**WORK INSTRUCTION:**
Print the records again, matching each line exactly.

**INPUT RECORDS:**
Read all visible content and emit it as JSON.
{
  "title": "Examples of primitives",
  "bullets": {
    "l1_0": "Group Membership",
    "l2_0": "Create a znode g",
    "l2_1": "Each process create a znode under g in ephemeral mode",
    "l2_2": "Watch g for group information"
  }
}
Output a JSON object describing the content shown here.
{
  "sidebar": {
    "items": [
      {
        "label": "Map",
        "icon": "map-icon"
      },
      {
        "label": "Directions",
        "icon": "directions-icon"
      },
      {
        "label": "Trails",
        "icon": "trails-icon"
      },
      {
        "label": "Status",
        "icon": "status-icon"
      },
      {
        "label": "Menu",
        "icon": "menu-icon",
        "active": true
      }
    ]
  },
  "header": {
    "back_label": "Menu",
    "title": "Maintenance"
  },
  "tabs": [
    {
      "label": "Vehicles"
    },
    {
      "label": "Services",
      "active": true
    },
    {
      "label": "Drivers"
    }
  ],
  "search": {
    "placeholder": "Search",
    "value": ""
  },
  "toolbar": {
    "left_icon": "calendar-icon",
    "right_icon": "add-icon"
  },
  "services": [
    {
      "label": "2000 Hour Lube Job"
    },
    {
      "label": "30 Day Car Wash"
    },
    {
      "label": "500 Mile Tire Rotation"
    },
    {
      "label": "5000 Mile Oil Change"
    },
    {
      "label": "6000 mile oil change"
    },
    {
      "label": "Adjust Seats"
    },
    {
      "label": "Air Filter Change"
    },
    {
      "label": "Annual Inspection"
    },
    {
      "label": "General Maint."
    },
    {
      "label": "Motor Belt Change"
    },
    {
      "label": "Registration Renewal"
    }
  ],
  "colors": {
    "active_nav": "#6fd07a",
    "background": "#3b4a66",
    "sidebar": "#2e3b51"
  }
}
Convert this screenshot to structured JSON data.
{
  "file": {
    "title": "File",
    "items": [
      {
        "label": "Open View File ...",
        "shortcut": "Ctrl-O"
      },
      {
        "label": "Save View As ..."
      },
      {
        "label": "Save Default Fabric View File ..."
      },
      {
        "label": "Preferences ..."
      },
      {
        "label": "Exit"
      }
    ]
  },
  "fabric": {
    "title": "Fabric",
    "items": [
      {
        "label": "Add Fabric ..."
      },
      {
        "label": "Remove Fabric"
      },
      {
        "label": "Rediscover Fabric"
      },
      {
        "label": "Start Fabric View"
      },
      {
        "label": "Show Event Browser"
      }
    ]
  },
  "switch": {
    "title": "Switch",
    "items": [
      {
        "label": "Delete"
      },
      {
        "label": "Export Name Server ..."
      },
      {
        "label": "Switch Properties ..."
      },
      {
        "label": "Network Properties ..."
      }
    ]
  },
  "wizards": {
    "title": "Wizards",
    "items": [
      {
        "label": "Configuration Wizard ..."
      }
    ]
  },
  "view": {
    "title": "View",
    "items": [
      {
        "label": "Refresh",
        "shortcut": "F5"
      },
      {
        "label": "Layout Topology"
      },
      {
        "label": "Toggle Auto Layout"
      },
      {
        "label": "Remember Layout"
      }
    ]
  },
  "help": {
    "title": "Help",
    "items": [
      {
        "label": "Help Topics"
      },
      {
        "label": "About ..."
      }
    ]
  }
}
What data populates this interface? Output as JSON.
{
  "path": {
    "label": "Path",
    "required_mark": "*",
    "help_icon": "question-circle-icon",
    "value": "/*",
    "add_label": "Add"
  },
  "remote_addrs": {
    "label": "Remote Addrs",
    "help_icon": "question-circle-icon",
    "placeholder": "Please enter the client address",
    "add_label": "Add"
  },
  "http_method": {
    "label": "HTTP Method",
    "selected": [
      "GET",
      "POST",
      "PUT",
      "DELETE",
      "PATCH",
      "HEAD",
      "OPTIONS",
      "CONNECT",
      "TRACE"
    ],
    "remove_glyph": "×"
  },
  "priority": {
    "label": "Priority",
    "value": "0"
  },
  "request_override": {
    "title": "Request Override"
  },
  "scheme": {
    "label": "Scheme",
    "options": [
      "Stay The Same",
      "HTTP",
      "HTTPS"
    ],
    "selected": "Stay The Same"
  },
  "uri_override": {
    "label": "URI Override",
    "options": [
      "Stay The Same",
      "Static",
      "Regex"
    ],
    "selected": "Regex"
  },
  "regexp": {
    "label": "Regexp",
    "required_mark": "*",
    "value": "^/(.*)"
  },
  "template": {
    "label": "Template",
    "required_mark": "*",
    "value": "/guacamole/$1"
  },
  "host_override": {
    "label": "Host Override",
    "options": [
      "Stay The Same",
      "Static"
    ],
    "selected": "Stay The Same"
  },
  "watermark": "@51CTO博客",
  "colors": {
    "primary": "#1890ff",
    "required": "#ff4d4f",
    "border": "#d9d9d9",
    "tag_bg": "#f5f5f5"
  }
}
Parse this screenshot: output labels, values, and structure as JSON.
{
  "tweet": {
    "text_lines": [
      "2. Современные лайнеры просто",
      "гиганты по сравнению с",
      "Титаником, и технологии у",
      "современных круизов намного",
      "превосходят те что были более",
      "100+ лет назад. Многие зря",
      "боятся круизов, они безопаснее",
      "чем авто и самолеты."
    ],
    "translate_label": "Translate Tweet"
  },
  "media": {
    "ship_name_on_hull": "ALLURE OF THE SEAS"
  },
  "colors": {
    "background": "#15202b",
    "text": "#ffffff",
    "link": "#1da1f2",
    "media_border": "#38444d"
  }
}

**TASK SOLUTION:**
Read all visible content and emit it as JSON.
{
  "title": "Examples of primitives",
  "bullets": {
    "l1_0": "Group Membership",
    "l2_0": "Create a znode g",
    "l2_1": "Each process create a znode under g in ephemeral mode",
    "l2_2": "Watch g for group information"
  }
}
Output a JSON object describing the content shown here.
{
  "sidebar": {
    "items": [
      {
        "label": "Map",
        "icon": "map-icon"
      },
      {
        "label": "Directions",
        "icon": "directions-icon"
      },
      {
        "label": "Trails",
        "icon": "trails-icon"
      },
      {
        "label": "Status",
        "icon": "status-icon"
      },
      {
        "label": "Menu",
        "icon": "menu-icon",
        "active": true
      }
    ]
  },
  "header": {
    "back_label": "Menu",
    "title": "Maintenance"
  },
  "tabs": [
    {
      "label": "Vehicles"
    },
    {
      "label": "Services",
      "active": true
    },
    {
      "label": "Drivers"
    }
  ],
  "search": {
    "placeholder": "Search",
    "value": ""
  },
  "toolbar": {
    "left_icon": "calendar-icon",
    "right_icon": "add-icon"
  },
  "services": [
    {
      "label": "2000 Hour Lube Job"
    },
    {
      "label": "30 Day Car Wash"
    },
    {
      "label": "500 Mile Tire Rotation"
    },
    {
      "label": "5000 Mile Oil Change"
    },
    {
      "label": "6000 mile oil change"
    },
    {
      "label": "Adjust Seats"
    },
    {
      "label": "Air Filter Change"
    },
    {
      "label": "Annual Inspection"
    },
    {
      "label": "General Maint."
    },
    {
      "label": "Motor Belt Change"
    },
    {
      "label": "Registration Renewal"
    }
  ],
  "colors": {
    "active_nav": "#6fd07a",
    "background": "#3b4a66",
    "sidebar": "#2e3b51"
  }
}
Convert this screenshot to structured JSON data.
{
  "file": {
    "title": "File",
    "items": [
      {
        "label": "Open View File ...",
        "shortcut": "Ctrl-O"
      },
      {
        "label": "Save View As ..."
      },
      {
        "label": "Save Default Fabric View File ..."
      },
      {
        "label": "Preferences ..."
      },
      {
        "label": "Exit"
      }
    ]
  },
  "fabric": {
    "title": "Fabric",
    "items": [
      {
        "label": "Add Fabric ..."
      },
      {
        "label": "Remove Fabric"
      },
      {
        "label": "Rediscover Fabric"
      },
      {
        "label": "Start Fabric View"
      },
      {
        "label": "Show Event Browser"
      }
    ]
  },
  "switch": {
    "title": "Switch",
    "items": [
      {
        "label": "Delete"
      },
      {
        "label": "Export Name Server ..."
      },
      {
        "label": "Switch Properties ..."
      },
      {
        "label": "Network Properties ..."
      }
    ]
  },
  "wizards": {
    "title": "Wizards",
    "items": [
      {
        "label": "Configuration Wizard ..."
      }
    ]
  },
  "view": {
    "title": "View",
    "items": [
      {
        "label": "Refresh",
        "shortcut": "F5"
      },
      {
        "label": "Layout Topology"
      },
      {
        "label": "Toggle Auto Layout"
      },
      {
        "label": "Remember Layout"
      }
    ]
  },
  "help": {
    "title": "Help",
    "items": [
      {
        "label": "Help Topics"
      },
      {
        "label": "About ..."
      }
    ]
  }
}
What data populates this interface? Output as JSON.
{
  "path": {
    "label": "Path",
    "required_mark": "*",
    "help_icon": "question-circle-icon",
    "value": "/*",
    "add_label": "Add"
  },
  "remote_addrs": {
    "label": "Remote Addrs",
    "help_icon": "question-circle-icon",
    "placeholder": "Please enter the client address",
    "add_label": "Add"
  },
  "http_method": {
    "label": "HTTP Method",
    "selected": [
      "GET",
      "POST",
      "PUT",
      "DELETE",
      "PATCH",
      "HEAD",
      "OPTIONS",
      "CONNECT",
      "TRACE"
    ],
    "remove_glyph": "×"
  },
  "priority": {
    "label": "Priority",
    "value": "0"
  },
  "request_override": {
    "title": "Request Override"
  },
  "scheme": {
    "label": "Scheme",
    "options": [
      "Stay The Same",
      "HTTP",
      "HTTPS"
    ],
    "selected": "Stay The Same"
  },
  "uri_override": {
    "label": "URI Override",
    "options": [
      "Stay The Same",
      "Static",
      "Regex"
    ],
    "selected": "Regex"
  },
  "regexp": {
    "label": "Regexp",
    "required_mark": "*",
    "value": "^/(.*)"
  },
  "template": {
    "label": "Template",
    "required_mark": "*",
    "value": "/guacamole/$1"
  },
  "host_override": {
    "label": "Host Override",
    "options": [
      "Stay The Same",
      "Static"
    ],
    "selected": "Stay The Same"
  },
  "watermark": "@51CTO博客",
  "colors": {
    "primary": "#1890ff",
    "required": "#ff4d4f",
    "border": "#d9d9d9",
    "tag_bg": "#f5f5f5"
  }
}
Parse this screenshot: output labels, values, and structure as JSON.
{
  "tweet": {
    "text_lines": [
      "2. Современные лайнеры просто",
      "гиганты по сравнению с",
      "Титаником, и технологии у",
      "современных круизов намного",
      "превосходят те что были более",
      "100+ лет назад. Многие зря",
      "боятся круизов, они безопаснее",
      "чем авто и самолеты."
    ],
    "translate_label": "Translate Tweet"
  },
  "media": {
    "ship_name_on_hull": "ALLURE OF THE SEAS"
  },
  "colors": {
    "background": "#15202b",
    "text": "#ffffff",
    "link": "#1da1f2",
    "media_border": "#38444d"
  }
}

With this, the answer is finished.